**Task instructions:** Copy out all lines from the material that contain the string "username".

**Material shown:**

· · · ·

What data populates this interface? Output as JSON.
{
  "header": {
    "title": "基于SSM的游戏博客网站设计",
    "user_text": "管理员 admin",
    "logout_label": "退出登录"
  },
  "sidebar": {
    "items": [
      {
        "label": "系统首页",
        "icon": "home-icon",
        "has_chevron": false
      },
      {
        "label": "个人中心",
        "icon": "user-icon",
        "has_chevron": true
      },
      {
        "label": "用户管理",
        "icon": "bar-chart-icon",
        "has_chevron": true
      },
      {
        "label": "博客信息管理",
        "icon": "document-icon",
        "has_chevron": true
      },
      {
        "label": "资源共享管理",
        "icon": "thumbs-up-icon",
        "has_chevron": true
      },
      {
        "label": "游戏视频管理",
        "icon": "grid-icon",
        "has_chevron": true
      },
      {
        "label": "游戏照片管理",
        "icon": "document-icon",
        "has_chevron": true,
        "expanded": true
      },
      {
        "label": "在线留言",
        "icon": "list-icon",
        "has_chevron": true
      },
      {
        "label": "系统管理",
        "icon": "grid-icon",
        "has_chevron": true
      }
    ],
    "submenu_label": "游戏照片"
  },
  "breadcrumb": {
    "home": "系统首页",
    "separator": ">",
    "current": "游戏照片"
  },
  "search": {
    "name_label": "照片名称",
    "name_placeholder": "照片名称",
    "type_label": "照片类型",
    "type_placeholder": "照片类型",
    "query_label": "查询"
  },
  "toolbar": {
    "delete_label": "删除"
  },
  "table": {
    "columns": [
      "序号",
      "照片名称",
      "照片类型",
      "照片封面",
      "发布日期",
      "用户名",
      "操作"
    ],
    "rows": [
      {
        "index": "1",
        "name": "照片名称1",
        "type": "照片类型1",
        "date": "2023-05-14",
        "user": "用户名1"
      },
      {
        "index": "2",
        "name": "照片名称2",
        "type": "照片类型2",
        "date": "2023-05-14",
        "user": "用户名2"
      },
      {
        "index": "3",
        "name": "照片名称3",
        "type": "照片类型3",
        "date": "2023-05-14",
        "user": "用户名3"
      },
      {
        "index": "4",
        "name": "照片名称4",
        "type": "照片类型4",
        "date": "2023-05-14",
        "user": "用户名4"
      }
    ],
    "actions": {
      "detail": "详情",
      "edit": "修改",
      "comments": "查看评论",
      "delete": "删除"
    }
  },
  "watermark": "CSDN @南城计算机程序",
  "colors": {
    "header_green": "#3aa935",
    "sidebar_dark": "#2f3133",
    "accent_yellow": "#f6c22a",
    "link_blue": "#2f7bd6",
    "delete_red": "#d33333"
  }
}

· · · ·

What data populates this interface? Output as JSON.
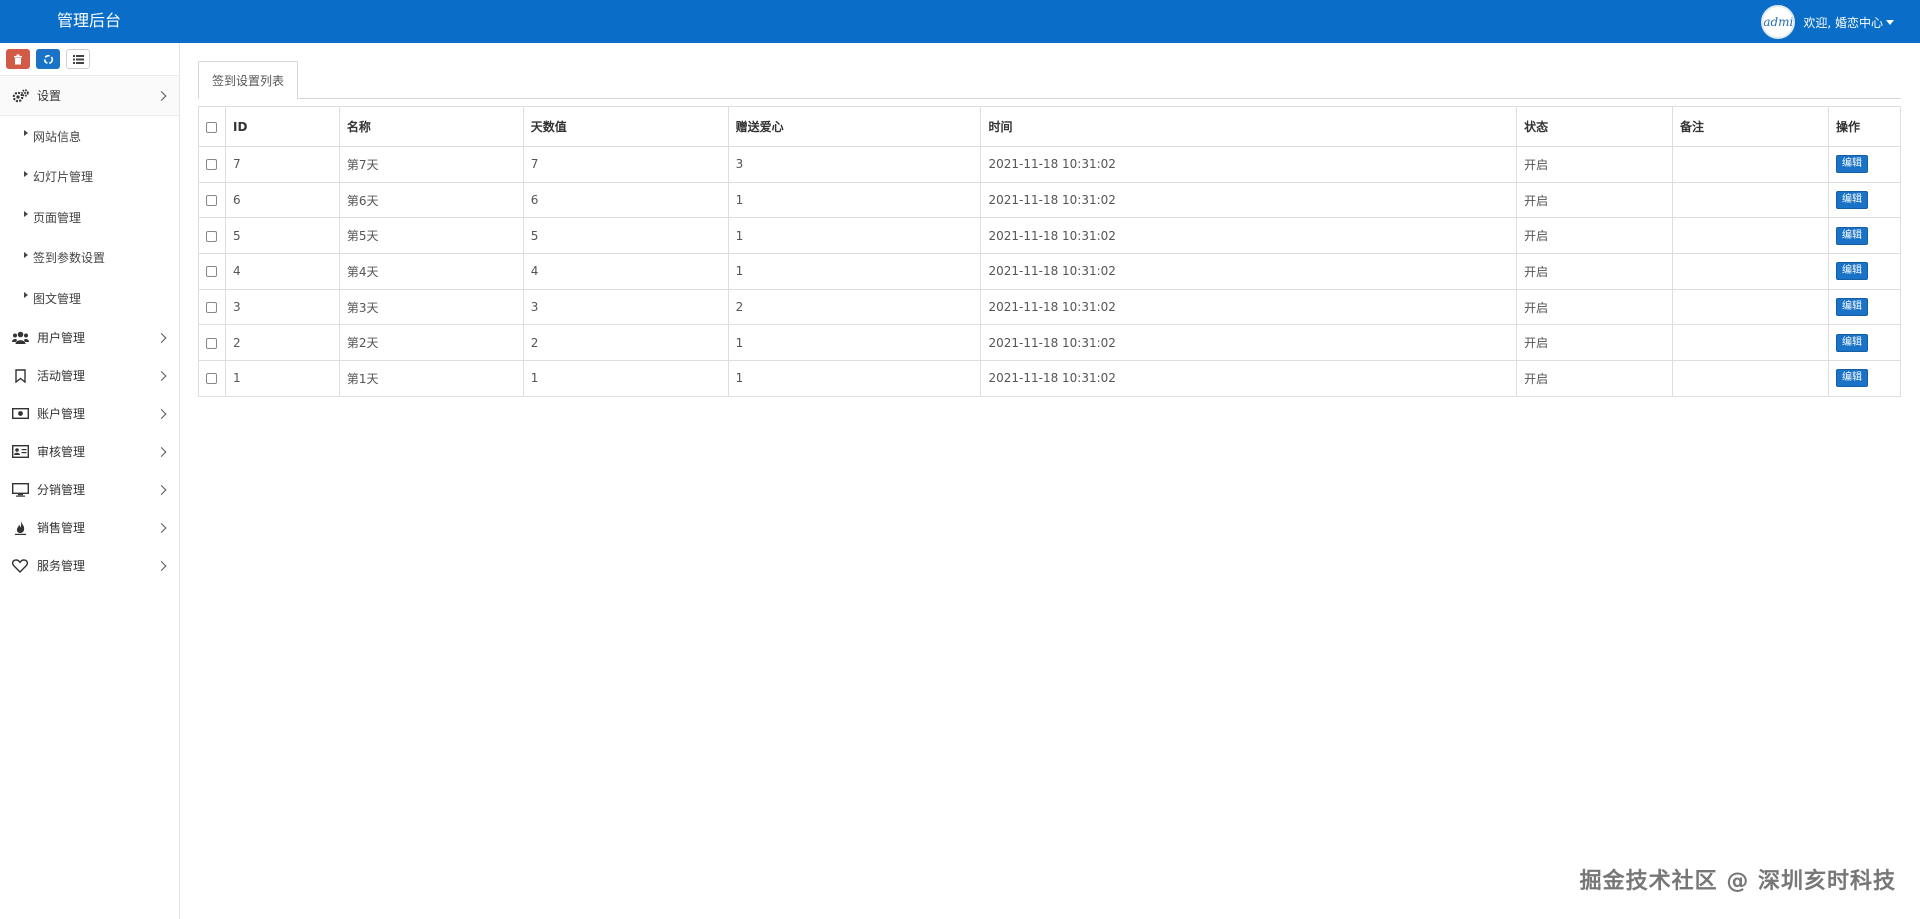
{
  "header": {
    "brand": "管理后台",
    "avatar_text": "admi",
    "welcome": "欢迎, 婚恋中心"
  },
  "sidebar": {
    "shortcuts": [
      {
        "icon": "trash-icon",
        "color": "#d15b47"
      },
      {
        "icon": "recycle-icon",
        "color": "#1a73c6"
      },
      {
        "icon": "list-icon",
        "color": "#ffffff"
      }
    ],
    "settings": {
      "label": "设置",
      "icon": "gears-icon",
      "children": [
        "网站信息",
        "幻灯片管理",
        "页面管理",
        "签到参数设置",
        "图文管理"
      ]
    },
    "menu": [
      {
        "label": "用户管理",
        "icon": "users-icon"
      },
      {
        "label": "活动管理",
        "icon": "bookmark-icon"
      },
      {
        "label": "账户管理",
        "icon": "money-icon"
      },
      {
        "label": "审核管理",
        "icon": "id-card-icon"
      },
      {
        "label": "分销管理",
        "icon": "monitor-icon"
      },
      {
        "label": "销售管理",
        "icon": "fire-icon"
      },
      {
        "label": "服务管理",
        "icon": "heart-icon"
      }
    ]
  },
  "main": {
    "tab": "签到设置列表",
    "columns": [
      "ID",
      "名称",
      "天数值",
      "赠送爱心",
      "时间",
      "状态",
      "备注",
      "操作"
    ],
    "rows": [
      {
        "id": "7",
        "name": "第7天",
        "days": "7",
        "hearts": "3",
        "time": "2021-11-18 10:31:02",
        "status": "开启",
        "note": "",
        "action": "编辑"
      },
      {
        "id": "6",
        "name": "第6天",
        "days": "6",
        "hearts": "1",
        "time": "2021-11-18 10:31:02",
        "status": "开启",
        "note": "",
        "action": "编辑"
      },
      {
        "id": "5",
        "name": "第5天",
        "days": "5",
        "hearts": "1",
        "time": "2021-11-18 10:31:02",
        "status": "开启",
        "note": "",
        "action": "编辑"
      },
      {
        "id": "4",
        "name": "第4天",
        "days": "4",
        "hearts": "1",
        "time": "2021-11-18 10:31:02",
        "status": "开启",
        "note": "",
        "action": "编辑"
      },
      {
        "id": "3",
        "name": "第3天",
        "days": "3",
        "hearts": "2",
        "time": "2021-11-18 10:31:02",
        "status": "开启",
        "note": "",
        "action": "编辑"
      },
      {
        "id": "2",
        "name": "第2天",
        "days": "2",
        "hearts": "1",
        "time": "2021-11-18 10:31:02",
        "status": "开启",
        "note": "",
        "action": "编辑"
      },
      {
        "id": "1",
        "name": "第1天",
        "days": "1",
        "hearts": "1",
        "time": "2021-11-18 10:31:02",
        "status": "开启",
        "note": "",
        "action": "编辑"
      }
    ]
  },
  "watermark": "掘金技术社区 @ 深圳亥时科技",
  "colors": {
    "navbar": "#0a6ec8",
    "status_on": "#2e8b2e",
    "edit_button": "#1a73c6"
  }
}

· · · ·

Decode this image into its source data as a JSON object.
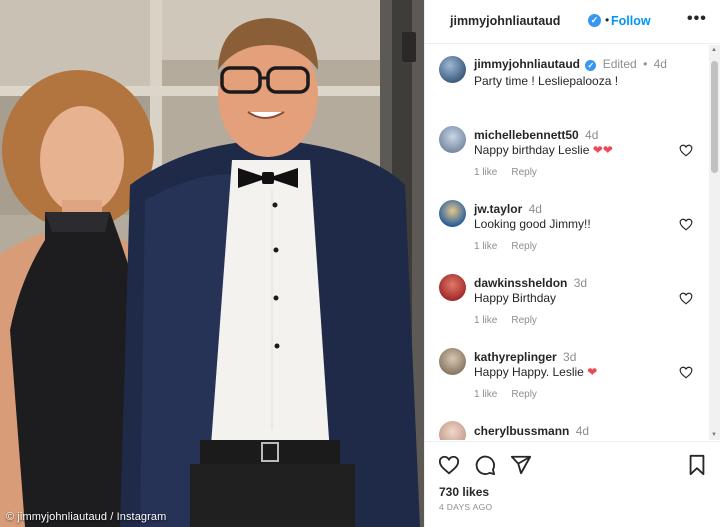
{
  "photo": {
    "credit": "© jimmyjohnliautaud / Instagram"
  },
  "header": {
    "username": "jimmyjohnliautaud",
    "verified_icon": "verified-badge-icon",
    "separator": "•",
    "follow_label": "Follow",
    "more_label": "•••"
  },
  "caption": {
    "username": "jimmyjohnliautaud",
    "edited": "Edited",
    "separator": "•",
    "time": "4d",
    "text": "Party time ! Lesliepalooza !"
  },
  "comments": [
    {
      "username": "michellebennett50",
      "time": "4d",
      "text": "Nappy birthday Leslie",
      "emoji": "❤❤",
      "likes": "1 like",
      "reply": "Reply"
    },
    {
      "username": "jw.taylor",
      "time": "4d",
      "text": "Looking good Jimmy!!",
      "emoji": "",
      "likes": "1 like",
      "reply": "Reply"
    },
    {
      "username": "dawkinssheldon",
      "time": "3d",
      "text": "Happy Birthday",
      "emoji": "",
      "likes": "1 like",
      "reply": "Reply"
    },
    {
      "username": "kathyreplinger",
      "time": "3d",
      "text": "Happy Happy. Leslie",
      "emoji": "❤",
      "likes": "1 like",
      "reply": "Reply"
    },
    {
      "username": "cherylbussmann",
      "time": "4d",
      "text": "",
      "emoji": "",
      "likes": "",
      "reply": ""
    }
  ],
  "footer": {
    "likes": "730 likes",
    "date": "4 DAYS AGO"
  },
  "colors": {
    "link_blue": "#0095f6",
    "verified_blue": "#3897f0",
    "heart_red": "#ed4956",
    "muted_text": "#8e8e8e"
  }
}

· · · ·

**Written response:**
    "username": "jimmyjohnliautaud",
    "username": "jimmyjohnliautaud",
      "username": "michellebennett50",
      "username": "jw.taylor",
      "username": "dawkinssheldon",
      "username": "kathyreplinger",
      "username": "cherylbussmann",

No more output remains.